Bengal , which is largely unexplored by tourists offers a feast of scenic and spiritual splendors. Calcutta is a relatively new city as it was created only after the British came here. One could breeze through its monuments, buildings and temples in two or three days.
Calcutta does offer something other than buildings though-its teeming life and ambience, which is enough to wear one down in two days or excite and entice one to want more. One can start the day getting the feel of Calcutta’s heart, B.B.D Bagh and then take a taxi to the museum at Rabindra Bharati University Museum to see Bengali-school paintings.
From there, one can walk to the Jain Paresnath Temple and the Nakhoda Mosque for a view of the crowded surrounding streets and then continue to the Marble Palace before taking a taxi upto the Dakshineshwar Kali Temple. Farther north and close to the river Hooghly, one can visit Kumartuli, where thousands of potters work to model clay images for religious festivals.With a taxi, one can cross over the Howrah Bridge and drive south along
he bank of the Hooghly river to cross back over the river on the second Hooghly bridge also called the Vivekananda bridge, to the suburb of Howrah and head south along Belur road for one mile to visit the headquarters of the Ramakrishna Mission, the Belur Math Shrine, or otherwise can enter the Maidan to get some fresh air before going on a shopping spree. One can then take a taxi down to Nirmal Hriday to visit the late Mother Teresa’s first charitable home and then, for contrast in spirit, one can walk over to the Kalighat Kali Temple.
One needs to take a taxi from there to the Victoria Memorial, housing an array of memorabilia from days of the British Raj, and two hundred yards to the east along Queen’s Way, to St. Paul’s Cathedral, from where one can walk over to Chowringhee and up to the Indian museum, India’s oldest museum, and then detouring a few blocks to Park Street to read colonial history from the headstones in South Park Street Cemetery.
From there, one can go ahead and explore the Calcutta Maidan, the lungs of the city which stretches from the Strand to Chowringhee and from Esplanade to the Race Course, and can also visit Fort William, the East India Company’s main and strategic defense in the city, and the Eden Gardens which has a photogenic Burmese pagoda.

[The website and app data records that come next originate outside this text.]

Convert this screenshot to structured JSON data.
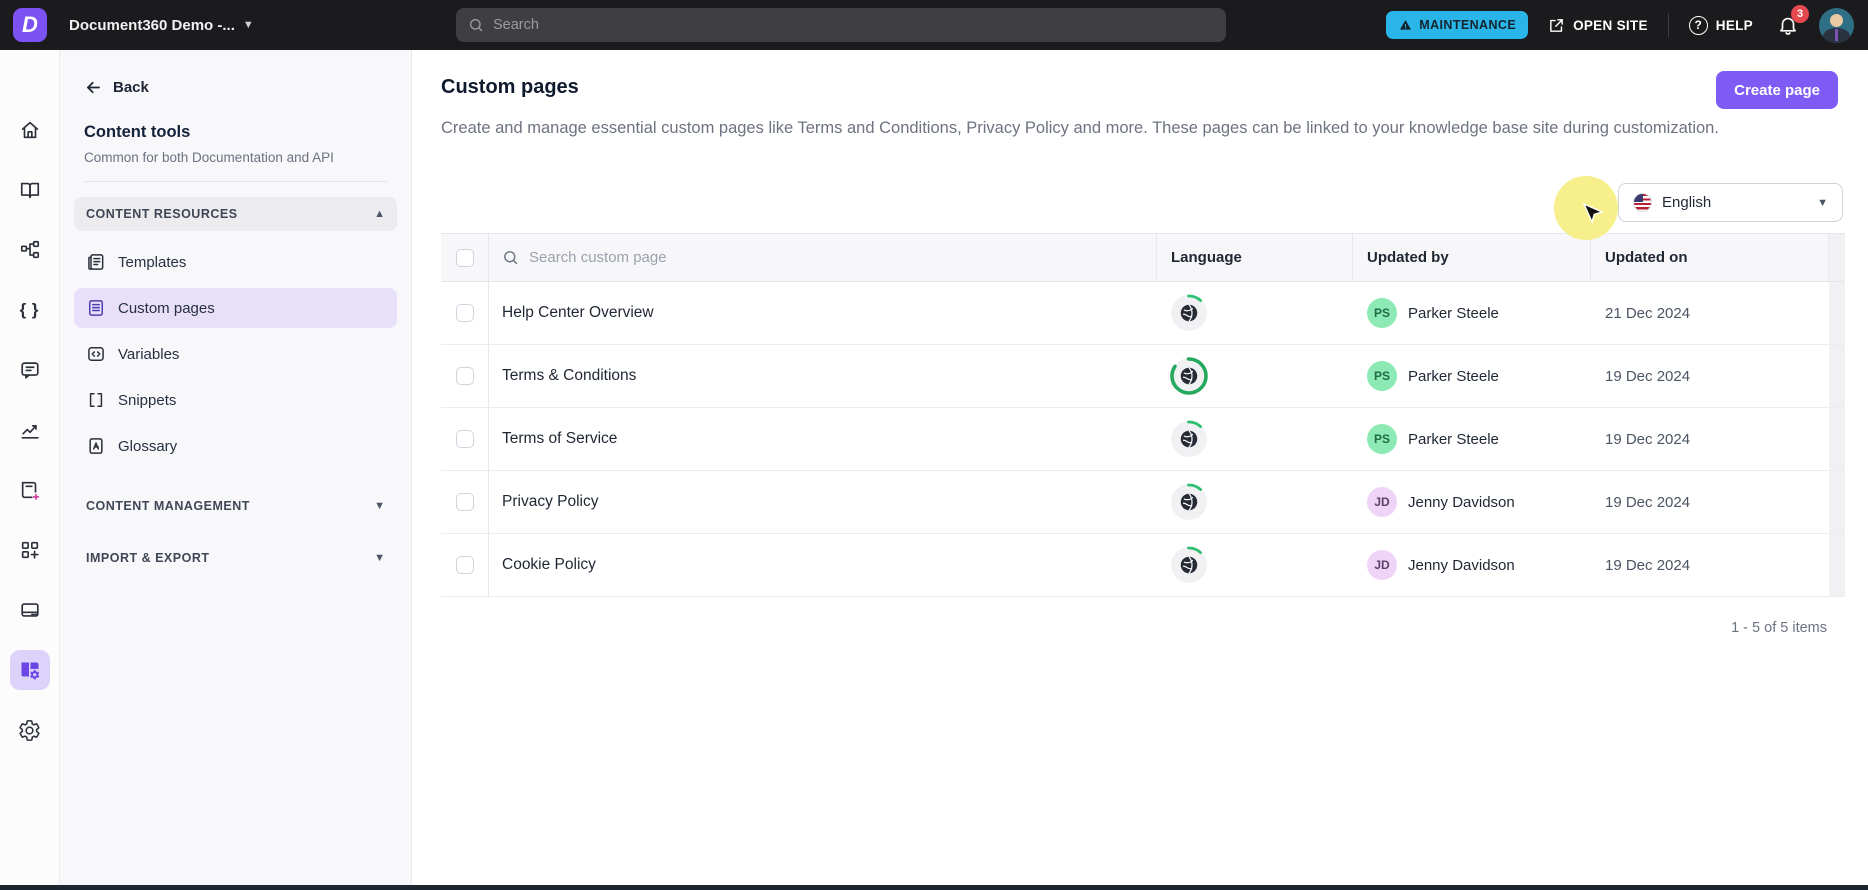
{
  "topbar": {
    "project_name": "Document360 Demo -...",
    "search_placeholder": "Search",
    "maintenance_label": "MAINTENANCE",
    "open_site_label": "OPEN SITE",
    "help_label": "HELP",
    "notification_count": "3"
  },
  "rail": {
    "icons": [
      "home-icon",
      "knowledge-base-icon",
      "sitemap-icon",
      "code-braces-icon",
      "feedback-icon",
      "analytics-icon",
      "book-add-icon",
      "widgets-icon",
      "browser-card-icon",
      "content-tools-icon",
      "settings-icon"
    ],
    "active_icon": "content-tools-icon"
  },
  "sidebar": {
    "back_label": "Back",
    "title": "Content tools",
    "subtitle": "Common for both Documentation and API",
    "sections": [
      {
        "label": "CONTENT RESOURCES",
        "expanded": true,
        "items": [
          {
            "label": "Templates",
            "selected": false
          },
          {
            "label": "Custom pages",
            "selected": true
          },
          {
            "label": "Variables",
            "selected": false
          },
          {
            "label": "Snippets",
            "selected": false
          },
          {
            "label": "Glossary",
            "selected": false
          }
        ]
      },
      {
        "label": "CONTENT MANAGEMENT",
        "expanded": false
      },
      {
        "label": "IMPORT & EXPORT",
        "expanded": false
      }
    ]
  },
  "main": {
    "title": "Custom pages",
    "description": "Create and manage essential custom pages like Terms and Conditions, Privacy Policy and more. These pages can be linked to your knowledge base site during customization.",
    "create_button_label": "Create page",
    "language_selector": {
      "value": "English",
      "flag": "us-flag-icon"
    },
    "table": {
      "search_placeholder": "Search custom page",
      "columns": [
        "Language",
        "Updated by",
        "Updated on"
      ],
      "rows": [
        {
          "name": "Help Center Overview",
          "updated_by": "Parker Steele",
          "initials": "PS",
          "updated_on": "21 Dec 2024",
          "translation_progress": 12,
          "avatar_bg": "#8deab5",
          "avatar_fg": "#1f6b45"
        },
        {
          "name": "Terms & Conditions",
          "updated_by": "Parker Steele",
          "initials": "PS",
          "updated_on": "19 Dec 2024",
          "translation_progress": 85,
          "avatar_bg": "#8deab5",
          "avatar_fg": "#1f6b45"
        },
        {
          "name": "Terms of Service",
          "updated_by": "Parker Steele",
          "initials": "PS",
          "updated_on": "19 Dec 2024",
          "translation_progress": 12,
          "avatar_bg": "#8deab5",
          "avatar_fg": "#1f6b45"
        },
        {
          "name": "Privacy Policy",
          "updated_by": "Jenny Davidson",
          "initials": "JD",
          "updated_on": "19 Dec 2024",
          "translation_progress": 12,
          "avatar_bg": "#f0d4f7",
          "avatar_fg": "#5d3f69"
        },
        {
          "name": "Cookie Policy",
          "updated_by": "Jenny Davidson",
          "initials": "JD",
          "updated_on": "19 Dec 2024",
          "translation_progress": 12,
          "avatar_bg": "#f0d4f7",
          "avatar_fg": "#5d3f69"
        }
      ],
      "footer": "1 - 5 of 5 items"
    }
  },
  "colors": {
    "accent_purple": "#7e5bf5",
    "selection_purple": "#e8e0fb",
    "maintenance_cyan": "#29b5e8",
    "progress_green": "#2fbf71",
    "notification_red": "#e5484d",
    "topbar_bg": "#1b1b1d"
  }
}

One needs to take a taxi and cross the Vidyasagar Bridge to visit the Indian Botanical Gardens, across the Hooghly river in the southern part of Howrah. One can also visit the Birla Planetarium near Shakespeare Sarani, which has daily shows on astronomy, and Diamond Harbour, 30 miles down the Hooghly from Calcutta, which was a former stronghold of the Portuguese pirates.
The best time to visit these places is from October to March. One should surely visit Dakshineswar, 12 miles north of Calcutta, where stands the 9th century Kali Bhavatarini Temple complex containing a central temple to Kali, one to Radha-Krishna and 12 small temples to Lord Shiva. Another most important place one should definitely visit is Darjeeling, the jewel in West Bengal’s crown.

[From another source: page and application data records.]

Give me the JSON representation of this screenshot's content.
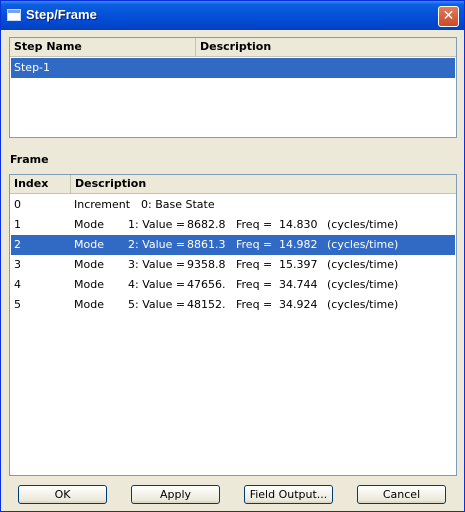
{
  "window": {
    "title": "Step/Frame",
    "close_glyph": "✕"
  },
  "step_table": {
    "columns": [
      "Step Name",
      "Description"
    ],
    "rows": [
      {
        "name": "Step-1",
        "description": "",
        "selected": true
      }
    ]
  },
  "frame_section": {
    "label": "Frame"
  },
  "frame_table": {
    "columns": [
      "Index",
      "Description"
    ],
    "rows": [
      {
        "index": "0",
        "type": "Increment",
        "desc": "0: Base State"
      },
      {
        "index": "1",
        "type": "Mode",
        "mode": "1: Value =",
        "value": "8682.8",
        "freq_label": "Freq =",
        "freq": "14.830",
        "unit": "(cycles/time)"
      },
      {
        "index": "2",
        "type": "Mode",
        "mode": "2: Value =",
        "value": "8861.3",
        "freq_label": "Freq =",
        "freq": "14.982",
        "unit": "(cycles/time)",
        "selected": true
      },
      {
        "index": "3",
        "type": "Mode",
        "mode": "3: Value =",
        "value": "9358.8",
        "freq_label": "Freq =",
        "freq": "15.397",
        "unit": "(cycles/time)"
      },
      {
        "index": "4",
        "type": "Mode",
        "mode": "4: Value =",
        "value": "47656.",
        "freq_label": "Freq =",
        "freq": "34.744",
        "unit": "(cycles/time)"
      },
      {
        "index": "5",
        "type": "Mode",
        "mode": "5: Value =",
        "value": "48152.",
        "freq_label": "Freq =",
        "freq": "34.924",
        "unit": "(cycles/time)"
      }
    ]
  },
  "buttons": {
    "ok": "OK",
    "apply": "Apply",
    "field_output": "Field Output...",
    "cancel": "Cancel"
  },
  "colors": {
    "selection": "#316ac5",
    "titlebar": "#0550d8"
  }
}
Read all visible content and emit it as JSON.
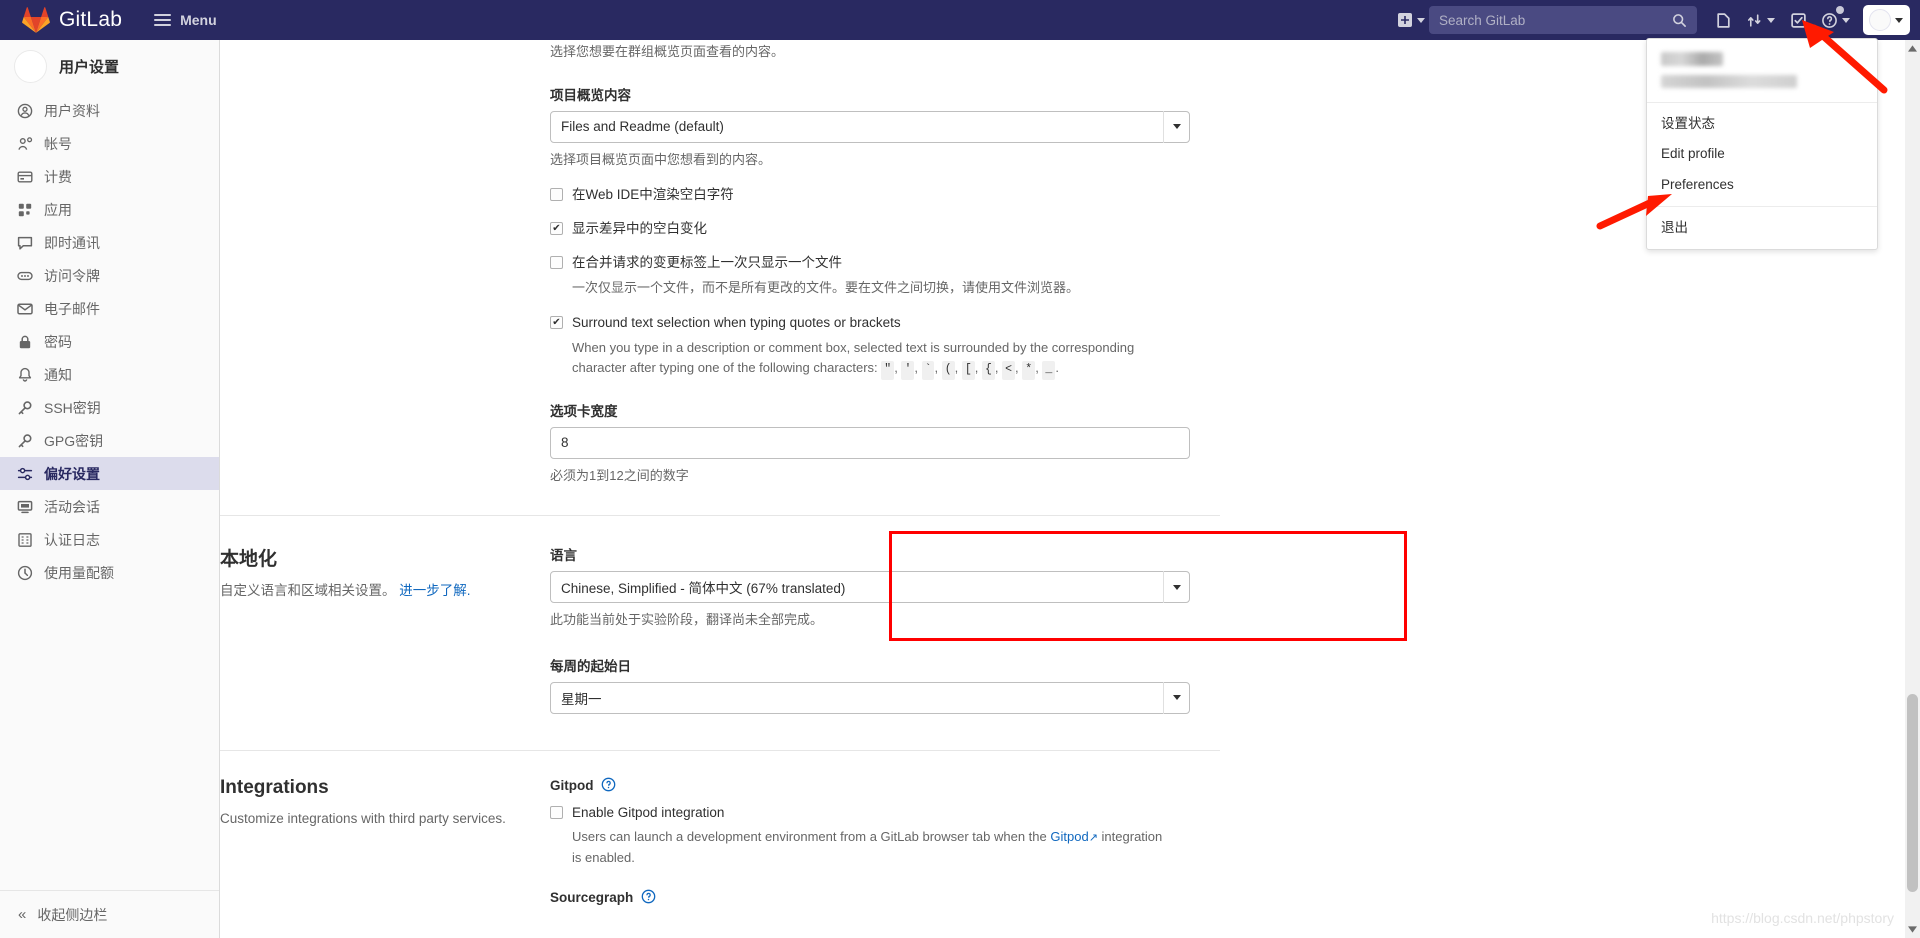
{
  "navbar": {
    "brand": "GitLab",
    "menu_label": "Menu",
    "search_placeholder": "Search GitLab",
    "icons": {
      "plus": "plus-square-icon",
      "search": "search-icon",
      "issues": "issues-icon",
      "merge_requests": "merge-request-icon",
      "todos": "todo-checkmark-icon",
      "help": "help-question-icon",
      "avatar": "user-avatar-icon"
    }
  },
  "user_dropdown": {
    "visible": true,
    "username_redacted": true,
    "email_redacted": true,
    "items": [
      {
        "label": "设置状态",
        "group": 1
      },
      {
        "label": "Edit profile",
        "group": 1
      },
      {
        "label": "Preferences",
        "group": 1
      },
      {
        "label": "退出",
        "group": 2
      }
    ]
  },
  "sidebar": {
    "title": "用户设置",
    "collapse_label": "收起侧边栏",
    "items": [
      {
        "label": "用户资料",
        "icon": "profile-icon",
        "active": false
      },
      {
        "label": "帐号",
        "icon": "account-icon",
        "active": false
      },
      {
        "label": "计费",
        "icon": "credit-card-icon",
        "active": false
      },
      {
        "label": "应用",
        "icon": "applications-grid-icon",
        "active": false
      },
      {
        "label": "即时通讯",
        "icon": "chat-icon",
        "active": false
      },
      {
        "label": "访问令牌",
        "icon": "token-icon",
        "active": false
      },
      {
        "label": "电子邮件",
        "icon": "envelope-icon",
        "active": false
      },
      {
        "label": "密码",
        "icon": "lock-icon",
        "active": false
      },
      {
        "label": "通知",
        "icon": "bell-icon",
        "active": false
      },
      {
        "label": "SSH密钥",
        "icon": "key-icon",
        "active": false
      },
      {
        "label": "GPG密钥",
        "icon": "key-icon",
        "active": false
      },
      {
        "label": "偏好设置",
        "icon": "preferences-sliders-icon",
        "active": true
      },
      {
        "label": "活动会话",
        "icon": "monitor-icon",
        "active": false
      },
      {
        "label": "认证日志",
        "icon": "log-list-icon",
        "active": false
      },
      {
        "label": "使用量配额",
        "icon": "quota-gauge-icon",
        "active": false
      }
    ]
  },
  "behavior": {
    "group_overview_help": "选择您想要在群组概览页面查看的内容。",
    "project_overview_label": "项目概览内容",
    "project_overview_value": "Files and Readme (default)",
    "project_overview_help": "选择项目概览页面中您想看到的内容。",
    "checkbox_render_whitespace": "在Web IDE中渲染空白字符",
    "checkbox_show_whitespace_diff": "显示差异中的空白变化",
    "checkbox_single_file_mr": "在合并请求的变更标签上一次只显示一个文件",
    "single_file_mr_help": "一次仅显示一个文件，而不是所有更改的文件。要在文件之间切换，请使用文件浏览器。",
    "checkbox_surround_selection": "Surround text selection when typing quotes or brackets",
    "surround_selection_help_1": "When you type in a description or comment box, selected text is surrounded by the corresponding",
    "surround_selection_help_2": "character after typing one of the following characters:",
    "surround_chars": [
      "\"",
      "'",
      "`",
      "(",
      "[",
      "{",
      "<",
      "*",
      "_"
    ],
    "tab_width_label": "选项卡宽度",
    "tab_width_value": "8",
    "tab_width_help": "必须为1到12之间的数字"
  },
  "localization": {
    "title": "本地化",
    "desc": "自定义语言和区域相关设置。",
    "desc_link": "进一步了解.",
    "language_label": "语言",
    "language_value": "Chinese, Simplified - 简体中文 (67% translated)",
    "language_help": "此功能当前处于实验阶段，翻译尚未全部完成。",
    "first_day_label": "每周的起始日",
    "first_day_value": "星期一"
  },
  "integrations": {
    "title": "Integrations",
    "desc": "Customize integrations with third party services.",
    "gitpod_label": "Gitpod",
    "gitpod_checkbox": "Enable Gitpod integration",
    "gitpod_help_1": "Users can launch a development environment from a GitLab browser tab when the",
    "gitpod_help_link": "Gitpod",
    "gitpod_help_2": "integration is enabled.",
    "sourcegraph_label": "Sourcegraph"
  },
  "annotations": {
    "highlight_color": "#ff0000",
    "highlight_target": "语言",
    "arrow_targets": [
      "avatar-dropdown-toggle",
      "Preferences"
    ]
  },
  "watermark": "https://blog.csdn.net/phpstory",
  "colors": {
    "navbar_bg": "#292961",
    "sidebar_bg": "#fafafa",
    "active_item_bg": "#dcdcec",
    "link": "#1068bf",
    "annotation": "#ff0000"
  }
}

Facing the mighty Himalayas and surrounded by coniferous covered hills, Darjeeling is perched at a height of 7000 feet in the shadow of the world’s third-highest peak, Kanchenjunga. A maze of steps and terraces, studded with exotic little bazaars, villas, forests and gardens, the town stands in the middle of the evergreen gardens that produce the world-famous Darjeeling tea.
It is the largest hill-station in the east which is reached by a 55 mile journey on a toy train from New Jalpaiguri, that provides dramatic Himalyan views and steaming cups of home-grown tea. Mid-April to mid-June is the best time to experience the beauty and aura of Darjeeling.

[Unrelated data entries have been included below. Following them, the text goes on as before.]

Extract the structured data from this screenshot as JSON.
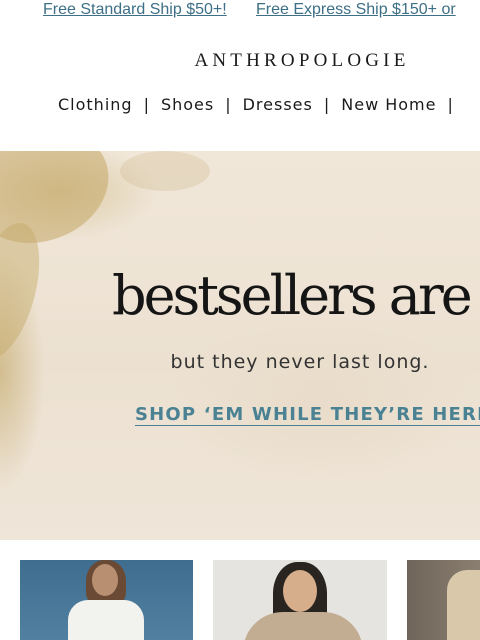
{
  "promo": {
    "standard": "Free Standard Ship $50+!",
    "express": "Free Express Ship $150+ or"
  },
  "brand": {
    "logo": "ANTHROPOLOGIE"
  },
  "nav": {
    "items": [
      {
        "label": "Clothing"
      },
      {
        "label": "Shoes"
      },
      {
        "label": "Dresses"
      },
      {
        "label": "New Home"
      }
    ],
    "separator": "|"
  },
  "hero": {
    "headline": "bestsellers are in",
    "subhead": "but they never last long.",
    "cta": "SHOP ‘EM WHILE THEY’RE HERE"
  },
  "colors": {
    "promo_link": "#3d6f86",
    "cta": "#4a8294",
    "hero_bg": "#efe5d8"
  }
}
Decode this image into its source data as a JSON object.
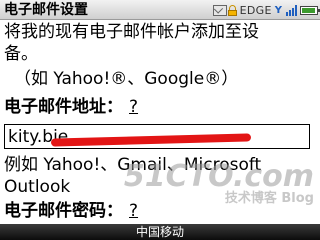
{
  "app": {
    "title": "电子邮件设置"
  },
  "status": {
    "network": "EDGE",
    "signal_glyph": "Y",
    "signal_bars": 4,
    "battery_level": 0.9,
    "battery_color": "#3c9a2e"
  },
  "intro": {
    "line1": "将我的现有电子邮件帐户添加至设备。",
    "line1_a": "将我的现有电子邮件帐户添加至设",
    "line1_b": "备。",
    "line2": "（如 Yahoo!®、Google®）"
  },
  "email": {
    "label": "电子邮件地址：",
    "help": "?",
    "value": "kity.bie",
    "example_line1": "例如 Yahoo!、Gmail、Microsoft",
    "example_line2": "Outlook",
    "redaction_color": "#e31515"
  },
  "password": {
    "label": "电子邮件密码：",
    "help": "?"
  },
  "carrier": {
    "name": "中国移动"
  },
  "watermark": {
    "top": "51CTO.com",
    "bottom": "技术博客 Blog"
  }
}
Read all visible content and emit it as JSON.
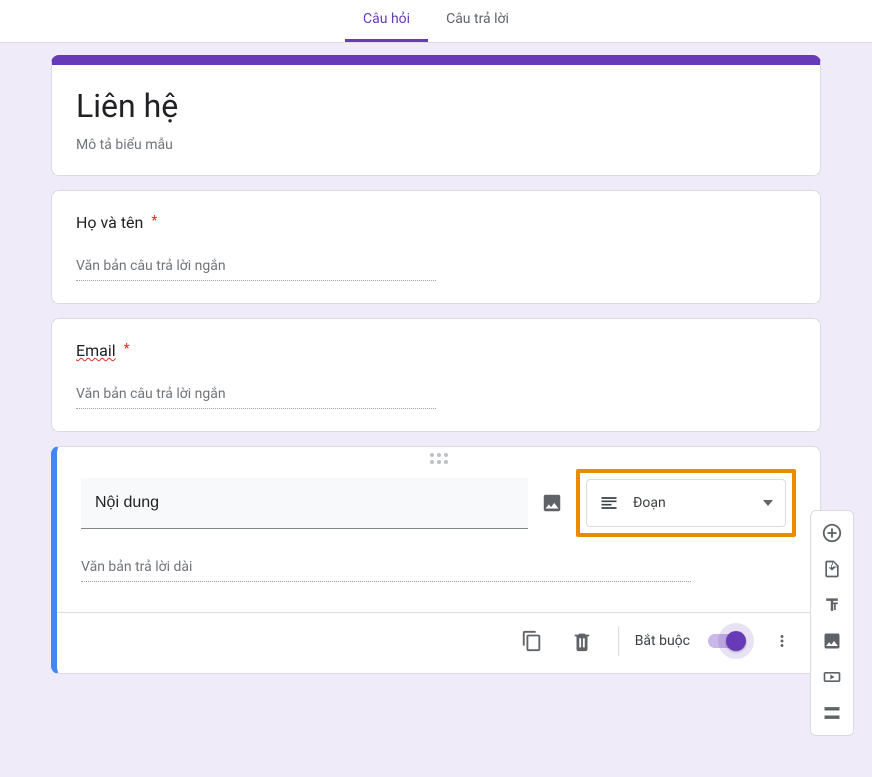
{
  "tabs": {
    "questions": "Câu hỏi",
    "responses": "Câu trả lời"
  },
  "form": {
    "title": "Liên hệ",
    "description": "Mô tả biểu mẫu"
  },
  "q1": {
    "title": "Họ và tên",
    "placeholder": "Văn bản câu trả lời ngắn"
  },
  "q2": {
    "title": "Email",
    "placeholder": "Văn bản câu trả lời ngắn"
  },
  "q3": {
    "title": "Nội dung",
    "type_label": "Đoạn",
    "placeholder": "Văn bản trả lời dài"
  },
  "footer": {
    "required": "Bắt buộc"
  }
}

The Sunderban swamps, a marshy mangrove jungle, home of the man-eating Royal Bengal Tiger, formed by the Ganga-Brahmaputra delta and extending across the northern shore of Bay of Bengal, two-thirds of which lies in Bangladesh, is one of the most wonderful places of attraction for adventurous people and wildlife lovers.
On the west coast of the Bay of Bengal, 150 miles south-east of Calcutta is Digha, the only seaside resort with proper hotel accommodation in Bengal. Other important places to be visited are Shantiniketan, Shri Rabindranath Tagore’s school,85 miles west from Calcutta; Kamarpukur, birthplace of religious philosopher Shri Ramkrishna Paramhansa, 37 miles west of Calcutta; Tarakeshwar temple, Bengal’s most active pilgrimage centres built around a black stone lingam of Tarakeshwar Babu, an avatar of Lord Shiva, 35 miles west of Calcutta and Tarapith, a small village dominated by a temple to Tara, an avatar of Goddess Kali, whose third eye is said to have landed here.
There are so many places to see in Calcutta and in West Bengal,as a whole,that it is very tough to cover all the details in one page.You can check out the links on this page as well as in the Resources page to know more about these wonderful places.